This article is an excerpt from an upcoming feature, the full version of which will appear this fall in Public CIO magazine  and Web site.

While a security breach is a frightening threat for public CIOs, governments constantly lack enough funding for IT security. Security is one of the least understood management functions, and therefore never receives enough funding to fully protect an organization's critical information. Outlined below are a few key actions CIOs must take to ensure IT security gets the budget it deserves:

  • Increase Appreciation of Security's Significance -- Many executives are wary of shelling out big dollars for IT security. Some believe media coverage of cyber-security stories are exaggerated, with skepticism increasing since Y2K. Others believe industry is trying to scare officials in order to increase product sales. In reality, cyber-security incidents are on the rise, and CIOs must be made aware of the importance of security management.
  • Quantify the Real Cost of a Security Breach -- One way to increase an IT security budget is to show executives how taking precautionary security measures can actually save an organization money. Proactive security activities are usually much less expensive than reactive measures -- with the latter, costs include notifying people of the breach, and supplying free services to those exposed to identity threats. There are other, more qualitative costs that must be included with reactive measures --- with a security breach, there is a loss of trust that may require costly changes in the long run, including the implementation of new and expensive programs.
  • IT Management Must Appreciate the Importance of Security -- IT management often views security as an obstacle that drains their budget and takes up valuable time. However, IT personnel should understand that, with property security, they can actually reduce the time they spend focusing on risk management. Enterprise security systems can automate processes and regulate daily network activity, saving employees time and labor. With proactive security activities, IT management will also avoid the hassle of cleaning up after a security breach.
  • Make All Employees Aware of Security -- Many organizations suffer from a poor understanding of security among all personnel, greatly contributing to the human-error factor in security breaches. CIOs must make sure all employees are security-minded, through IT security training for new employees and education on how their computer use can affect the security of the entire organization.
  • Understand the Best Practices for Technology Adoption -- Adopting security measures is only the first step to staying protected; CIOs and employees must understand how to implement security solutions, and at what scale, in order to protect all of a government's critical information. While following the security mandates required by the federal Office of Management and Budget is a start, this is only the bare minimum for many agencies. Each organization has unique information to protect, and must understand what security measures will best secure their individual agency.

The Bottom Line:
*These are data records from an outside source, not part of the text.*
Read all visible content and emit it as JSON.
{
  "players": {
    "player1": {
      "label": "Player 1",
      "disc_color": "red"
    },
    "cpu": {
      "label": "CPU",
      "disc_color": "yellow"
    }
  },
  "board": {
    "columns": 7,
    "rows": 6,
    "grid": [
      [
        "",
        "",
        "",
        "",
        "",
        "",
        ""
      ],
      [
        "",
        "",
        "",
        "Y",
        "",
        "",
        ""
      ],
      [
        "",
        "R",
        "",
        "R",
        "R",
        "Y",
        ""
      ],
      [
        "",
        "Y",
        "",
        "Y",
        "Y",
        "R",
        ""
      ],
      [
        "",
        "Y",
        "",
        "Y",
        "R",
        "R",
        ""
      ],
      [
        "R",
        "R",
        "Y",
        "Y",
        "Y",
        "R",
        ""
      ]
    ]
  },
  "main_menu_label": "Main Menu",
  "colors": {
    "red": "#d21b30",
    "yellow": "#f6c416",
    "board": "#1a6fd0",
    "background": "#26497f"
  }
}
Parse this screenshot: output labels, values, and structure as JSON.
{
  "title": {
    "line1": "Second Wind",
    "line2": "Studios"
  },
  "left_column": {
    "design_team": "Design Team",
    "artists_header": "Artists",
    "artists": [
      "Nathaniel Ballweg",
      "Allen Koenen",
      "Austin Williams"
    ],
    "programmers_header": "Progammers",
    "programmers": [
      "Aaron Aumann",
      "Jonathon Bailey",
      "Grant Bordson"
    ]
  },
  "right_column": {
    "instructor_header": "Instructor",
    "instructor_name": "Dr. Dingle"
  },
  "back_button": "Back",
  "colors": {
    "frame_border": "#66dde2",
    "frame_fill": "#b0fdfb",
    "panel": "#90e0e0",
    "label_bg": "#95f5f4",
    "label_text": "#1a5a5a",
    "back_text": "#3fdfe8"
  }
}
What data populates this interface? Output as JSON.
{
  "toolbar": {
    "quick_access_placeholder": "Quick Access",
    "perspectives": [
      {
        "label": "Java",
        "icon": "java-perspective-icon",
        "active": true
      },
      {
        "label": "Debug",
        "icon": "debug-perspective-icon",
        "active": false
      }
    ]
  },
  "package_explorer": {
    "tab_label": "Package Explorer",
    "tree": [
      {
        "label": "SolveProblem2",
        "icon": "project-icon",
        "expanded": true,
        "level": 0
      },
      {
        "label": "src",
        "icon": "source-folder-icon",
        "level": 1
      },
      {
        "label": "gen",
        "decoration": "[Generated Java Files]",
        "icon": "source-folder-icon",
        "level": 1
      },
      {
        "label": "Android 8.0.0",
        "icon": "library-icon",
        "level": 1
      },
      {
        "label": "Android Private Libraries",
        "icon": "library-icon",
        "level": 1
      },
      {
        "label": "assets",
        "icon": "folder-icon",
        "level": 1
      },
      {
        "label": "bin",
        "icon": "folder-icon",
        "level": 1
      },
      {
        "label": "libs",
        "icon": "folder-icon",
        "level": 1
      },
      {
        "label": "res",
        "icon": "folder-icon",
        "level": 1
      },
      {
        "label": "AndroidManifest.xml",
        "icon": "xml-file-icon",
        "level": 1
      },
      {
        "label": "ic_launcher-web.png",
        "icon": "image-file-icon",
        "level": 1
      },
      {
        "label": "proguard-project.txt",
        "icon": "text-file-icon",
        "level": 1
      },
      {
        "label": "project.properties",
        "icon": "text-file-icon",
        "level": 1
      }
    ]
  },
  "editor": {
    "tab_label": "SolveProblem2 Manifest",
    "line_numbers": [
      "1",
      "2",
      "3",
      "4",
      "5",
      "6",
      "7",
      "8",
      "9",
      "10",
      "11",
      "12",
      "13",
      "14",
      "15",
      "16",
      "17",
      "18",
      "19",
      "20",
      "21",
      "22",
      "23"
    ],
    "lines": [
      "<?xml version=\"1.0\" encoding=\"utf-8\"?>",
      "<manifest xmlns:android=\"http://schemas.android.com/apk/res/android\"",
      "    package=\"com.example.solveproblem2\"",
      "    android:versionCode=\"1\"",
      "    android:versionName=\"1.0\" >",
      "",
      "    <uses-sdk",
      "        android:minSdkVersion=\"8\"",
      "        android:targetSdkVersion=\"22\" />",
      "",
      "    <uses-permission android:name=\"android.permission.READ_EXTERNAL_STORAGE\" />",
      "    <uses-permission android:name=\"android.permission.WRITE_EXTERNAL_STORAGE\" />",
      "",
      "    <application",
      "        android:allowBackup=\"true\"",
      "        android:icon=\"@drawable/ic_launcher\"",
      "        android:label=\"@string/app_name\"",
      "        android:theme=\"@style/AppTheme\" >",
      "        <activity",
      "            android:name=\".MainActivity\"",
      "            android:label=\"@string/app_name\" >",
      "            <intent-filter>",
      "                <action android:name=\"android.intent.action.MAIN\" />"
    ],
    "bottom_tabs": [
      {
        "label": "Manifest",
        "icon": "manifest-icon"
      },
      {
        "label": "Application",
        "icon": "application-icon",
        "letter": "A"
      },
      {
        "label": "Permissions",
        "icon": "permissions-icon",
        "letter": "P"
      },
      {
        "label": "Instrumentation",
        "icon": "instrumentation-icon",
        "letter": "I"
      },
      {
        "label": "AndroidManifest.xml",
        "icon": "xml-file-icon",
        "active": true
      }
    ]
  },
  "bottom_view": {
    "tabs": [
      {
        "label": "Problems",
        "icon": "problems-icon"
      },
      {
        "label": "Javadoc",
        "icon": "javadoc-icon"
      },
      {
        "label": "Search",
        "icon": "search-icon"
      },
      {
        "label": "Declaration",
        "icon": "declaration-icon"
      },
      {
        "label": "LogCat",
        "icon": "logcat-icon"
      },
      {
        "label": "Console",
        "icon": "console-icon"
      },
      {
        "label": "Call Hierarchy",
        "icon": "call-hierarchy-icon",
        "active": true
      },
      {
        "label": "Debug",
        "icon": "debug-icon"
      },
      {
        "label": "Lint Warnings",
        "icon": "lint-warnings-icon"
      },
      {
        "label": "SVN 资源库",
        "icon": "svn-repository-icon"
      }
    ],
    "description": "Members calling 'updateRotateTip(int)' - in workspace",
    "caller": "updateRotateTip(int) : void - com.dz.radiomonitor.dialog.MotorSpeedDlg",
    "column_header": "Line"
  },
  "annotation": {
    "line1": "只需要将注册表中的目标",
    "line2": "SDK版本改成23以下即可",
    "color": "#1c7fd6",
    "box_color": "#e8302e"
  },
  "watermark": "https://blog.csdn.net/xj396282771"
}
Proactive cyber security can ultimately save agencies money, labor, and time. However, these facts are not yet understood by everyone in the public sector. CIOs must improve upon appreciation, awareness, and adoption in order to make any headway during budget negotiations. Public sector organizations must change how they think about security in order to keep data secure and protect citizens.

Mark Rutledge  | 
Mark Rutledge is the former CIO of Kentucky.